Two Norfolk companies have been fined a total of £214,400 for health and safety failings that led to an employee suffering workplace electrocution injuries.

On 29th April 2014, Jonathan Howes was working a drilling rig on Lodge Farm in Felmingham, Norfolk, when the mast of the rig came into contact with an overhead power cables carrying 11kV of electricity. The electricity travelled down the mast and burned Jonathan severely.

Jonathan was taken to hospital by ambulance, where he was treated for his workplace electrocution injuries. He had extensive burns to his scalp, arms, legs and feet, and loss two toes in the accident. He is still recovery from his injuries and has been unable to return to work.

An investigation by the Health and Safety Authority (HSE) found that neither Jonathan´s employers nor the owners of the farm had taken effective precautions to prevent work equipment coming into contact with the overhead power cables during the drilling work in preparation for crop irrigation.

The HSE prosecuted T. W. Page Ltd (Jonathan´s employers) and L. F. Papworth Ltd (the owners of the farm) for breaches of the Health and Safety at Work Act 1974. Earlier this week, both companies pleaded guilty to the charges at Norwich Crown Court.

After hearing about Jonathan´s workplace electrocution injuries and the measures that should have been put in place to prevent injury, judges fined T. W. Page Ltd £80,400 with costs of £6,596, and L. F. Papworth Ltd was fined £134,000 with £6,484 costs.

Speaking after the fines had been issued, HSE Inspector Jessica Churchyard said: “This tragic incident has had devastating consequences for Jonathan Howes and his family. “Similar incidents involving overhead power line strikes remain all too common in Great Britain and are almost always entirely avoidable.

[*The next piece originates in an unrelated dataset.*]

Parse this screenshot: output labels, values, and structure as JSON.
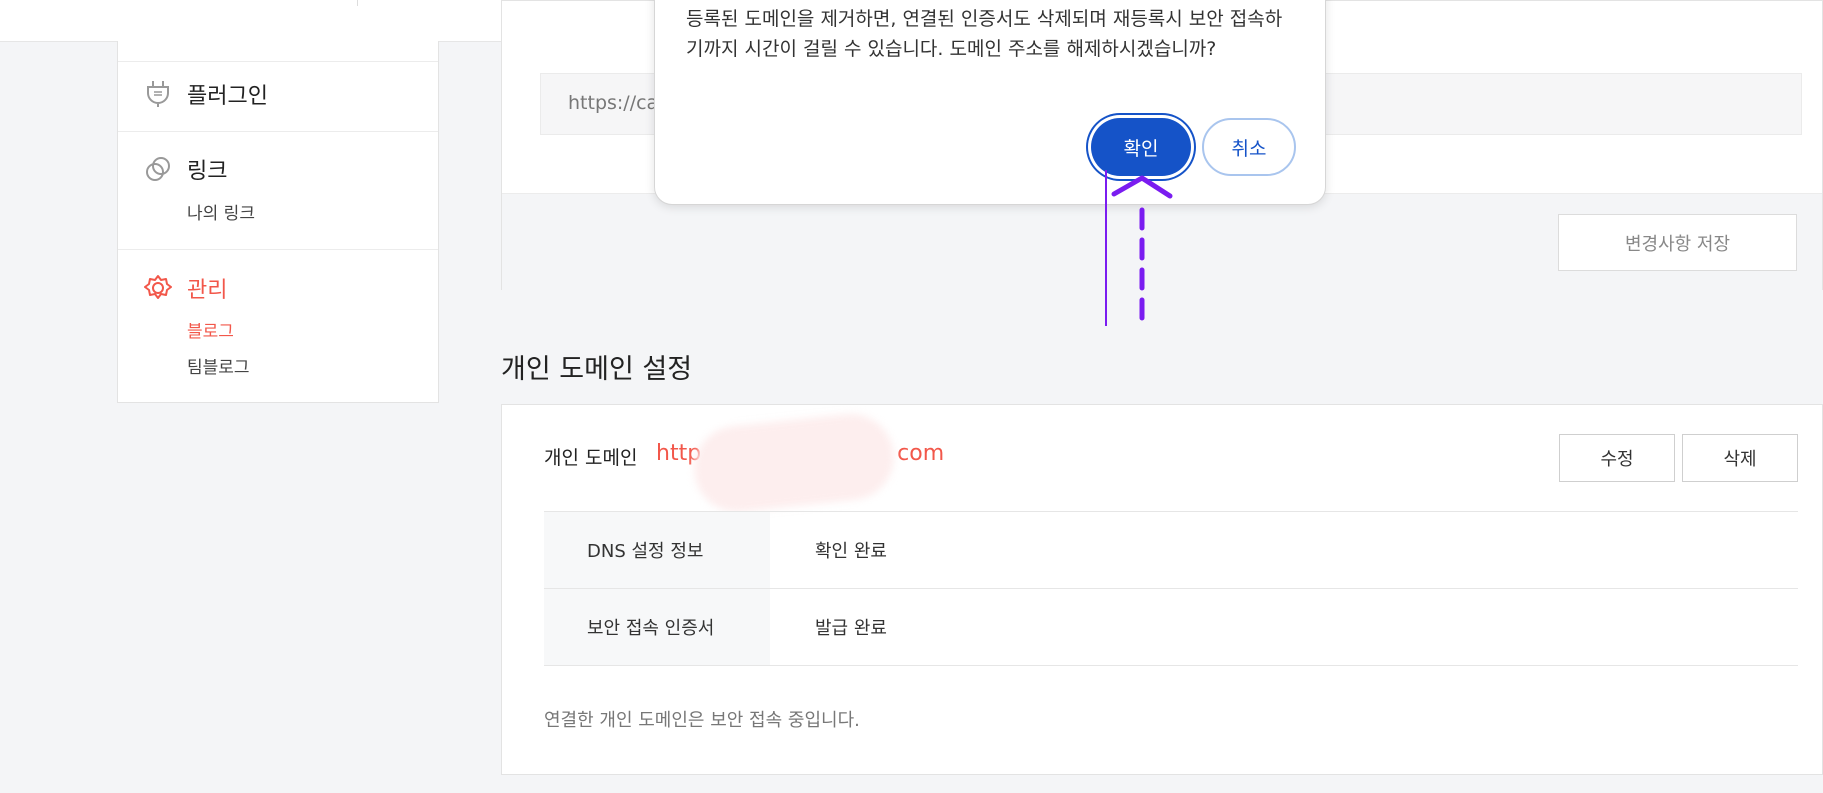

“Duty holders planning, organising and carrying out such work must ensure that site-specific risks are identified and controlled. Where hazardous electrical conductors need to be kept live, workers and equipment must be kept at a safe distance from them. Here, no effective precautions were implemented and workers were put at potentially lethal risk with Mr Howes suffering injuries which will affect him for the rest of his life.”